Ashcroft Drops Out of CIA Leak Probe

Attorney General John Ashcroft on Tuesday recused himself from the politically sensitive investigation of who leaked the name of a CIA operative. The Justice Department quickly named a special prosecutor.

The U.S. attorney in Chicago, Patrick J. Fitzgerald, will take over the investigation and report to James Comey, who is Ashcroft's top deputy. Comey, in an announcement at the Justice Department, called the new top prosecutor "Elliot Ness with a Harvard law degree and a sense of humor."

"He has the power and authority to make whatever prosecutorial judgment he needs," Comey said.

This will not be Fitzgerald's first high-profile investigation. He oversaw the investigation of former Illinois Gov. George Ryan, a Republican who was indicted this month on 22 counts of corruption, including taking free vacations, tax fraud, lying to federal agents and skimming cash out of his own campaign fund.

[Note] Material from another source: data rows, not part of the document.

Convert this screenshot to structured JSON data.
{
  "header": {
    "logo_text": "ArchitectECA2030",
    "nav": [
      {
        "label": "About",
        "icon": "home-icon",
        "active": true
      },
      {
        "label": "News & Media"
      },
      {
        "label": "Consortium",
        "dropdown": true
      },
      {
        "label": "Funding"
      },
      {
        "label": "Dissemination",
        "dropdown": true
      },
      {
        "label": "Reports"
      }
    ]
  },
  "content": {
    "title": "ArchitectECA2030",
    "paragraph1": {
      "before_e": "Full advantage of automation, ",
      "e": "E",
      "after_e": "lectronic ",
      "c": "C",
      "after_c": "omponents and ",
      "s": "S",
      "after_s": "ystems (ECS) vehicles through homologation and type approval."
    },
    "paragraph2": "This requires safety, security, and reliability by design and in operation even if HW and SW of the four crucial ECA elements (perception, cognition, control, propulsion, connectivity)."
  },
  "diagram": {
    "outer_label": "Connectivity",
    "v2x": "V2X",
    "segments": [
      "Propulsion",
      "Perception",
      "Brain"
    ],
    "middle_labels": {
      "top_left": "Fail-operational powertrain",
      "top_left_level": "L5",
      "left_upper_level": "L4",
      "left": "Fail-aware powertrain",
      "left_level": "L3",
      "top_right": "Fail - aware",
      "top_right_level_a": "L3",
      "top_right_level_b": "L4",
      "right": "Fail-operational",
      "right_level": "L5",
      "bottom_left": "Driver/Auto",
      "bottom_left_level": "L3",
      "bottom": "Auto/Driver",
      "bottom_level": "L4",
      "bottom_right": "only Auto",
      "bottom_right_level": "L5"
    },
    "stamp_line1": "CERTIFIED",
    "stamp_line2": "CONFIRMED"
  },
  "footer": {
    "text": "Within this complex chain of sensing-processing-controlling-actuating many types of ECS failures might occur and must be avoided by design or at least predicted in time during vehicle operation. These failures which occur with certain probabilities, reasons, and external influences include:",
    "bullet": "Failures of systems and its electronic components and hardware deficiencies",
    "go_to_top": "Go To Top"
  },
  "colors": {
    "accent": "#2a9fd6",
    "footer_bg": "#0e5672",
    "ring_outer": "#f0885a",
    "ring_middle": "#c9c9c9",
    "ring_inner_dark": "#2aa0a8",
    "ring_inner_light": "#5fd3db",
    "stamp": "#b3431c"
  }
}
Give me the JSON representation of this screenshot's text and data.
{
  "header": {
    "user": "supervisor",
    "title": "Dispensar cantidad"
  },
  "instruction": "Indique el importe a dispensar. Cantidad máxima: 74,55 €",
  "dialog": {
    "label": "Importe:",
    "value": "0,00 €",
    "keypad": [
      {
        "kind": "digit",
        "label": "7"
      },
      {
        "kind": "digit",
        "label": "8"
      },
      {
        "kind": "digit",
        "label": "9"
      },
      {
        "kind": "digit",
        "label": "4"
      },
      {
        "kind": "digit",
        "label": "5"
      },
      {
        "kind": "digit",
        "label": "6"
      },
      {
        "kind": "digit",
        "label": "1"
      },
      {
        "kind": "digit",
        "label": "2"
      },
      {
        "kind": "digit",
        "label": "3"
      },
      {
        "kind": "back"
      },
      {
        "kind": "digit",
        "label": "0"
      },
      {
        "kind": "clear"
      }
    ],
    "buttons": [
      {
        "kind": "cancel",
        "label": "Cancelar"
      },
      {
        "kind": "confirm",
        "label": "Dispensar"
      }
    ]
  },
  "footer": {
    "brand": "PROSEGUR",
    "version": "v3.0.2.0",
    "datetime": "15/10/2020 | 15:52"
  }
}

Ryan pleaded innocent a week ago.

Sen. Charles Schumer, D-N.Y., one of the main critics of how the Bush administration has handled the leak investigation, praised the announcement.

"It is not everything we asked for but it comes darn close," Schumer said in a statement. "And tonight, the American people can, as a result, feel more assured that there will be a full and thorough investigation, no matter where it leads."

Comey said Ashcroft's decision to recuse himself was not based on an actual conflict of interest but on the appearance of a possible conflict.

"The attorney general in an abundance of caution believed that his recusal was appropriate based on the totality of the circumstances and the facts and evidence developed at this stage of the investigation," Comey said. "I agree with that judgment."

Comey did not say exactly what evidence necessitated the recusal.

Comey said he considered bringing in an outside counsel but decided Fitzgerald was the "perfect man for this job" because of his experience in national security matters. He also said by choosing somebody from within the Justice Department, there would be no delay in continuing the investigation.

Fitzgerald can keep the career prosecutors and FBI agents who have handled the work so far, Comey said. Unlike an outside counsel, Fitzgerald can make prosecution decisions without having to first inform Comey, who is acting as the attorney general for this investigation.

Comey and Assistant Attorney General Chris Wray will supervise the investigation. "It is not in the public interest to move this matter entirely from the Department of Justice," Comey said.

Comey said he had a simple mandate for Fitzgerald: "Follow the facts wherever they lead and do the right thing all of the time."

Investigators want to know who leaked the name of Valerie Plame, an undercover CIA officer, to syndicated columnist Robert Novak in July. Plame is married to former Ambassador Joseph C. Wilson, who has said he believes his wife's identity was disclosed to discredit his assertions that the Bush administration exaggerated Iraq's nuclear capabilities to build the case for war.

The leaker could be charged with a felony if identified.

The FBI has interviewed more than three dozen Bush administration officials, including political adviser Karl Rove and press secretary Scott McClellan.

The interviews have extended beyond the White House to other government agencies. The Defense and State departments and the CIA itself also are part of the probe.

The focus, however, remains on the White House, two law enforcement officials said on condition of anonymity. While the initial, informal interviews have yielded no major breaks, the FBI is satisfied that the dozen agents assigned to the probe are making progress and have not encountered any stalling tactics, the officials said Thursday.

So far, no grand jury subpoenas have been issued, they said.

Wilson said he had no idea why Ashcroft chose to recuse himself now. He speculated that Ashcroft, who has long ties to members of the president's staff, simply wanted to make sure that any findings at the end of the investigation are not tainted by even the suspicion of conflict of interest.

"I would have no idea whether a report has emerged that led him to recuse himself," Wilson said in a telephone interview Tuesday. "I have always said, as some senators have argued, that the administration needed to take a good hard look at this."

He declined to express satisfaction over Ashcroft's recusal.

"It's not a question of whether I'm happy about it," he said. "The crime that was committed was not committed against me or my wife, but against my country. It's the country that's the victim in this."

Copyright 2003 Associated Press. All rights reserved.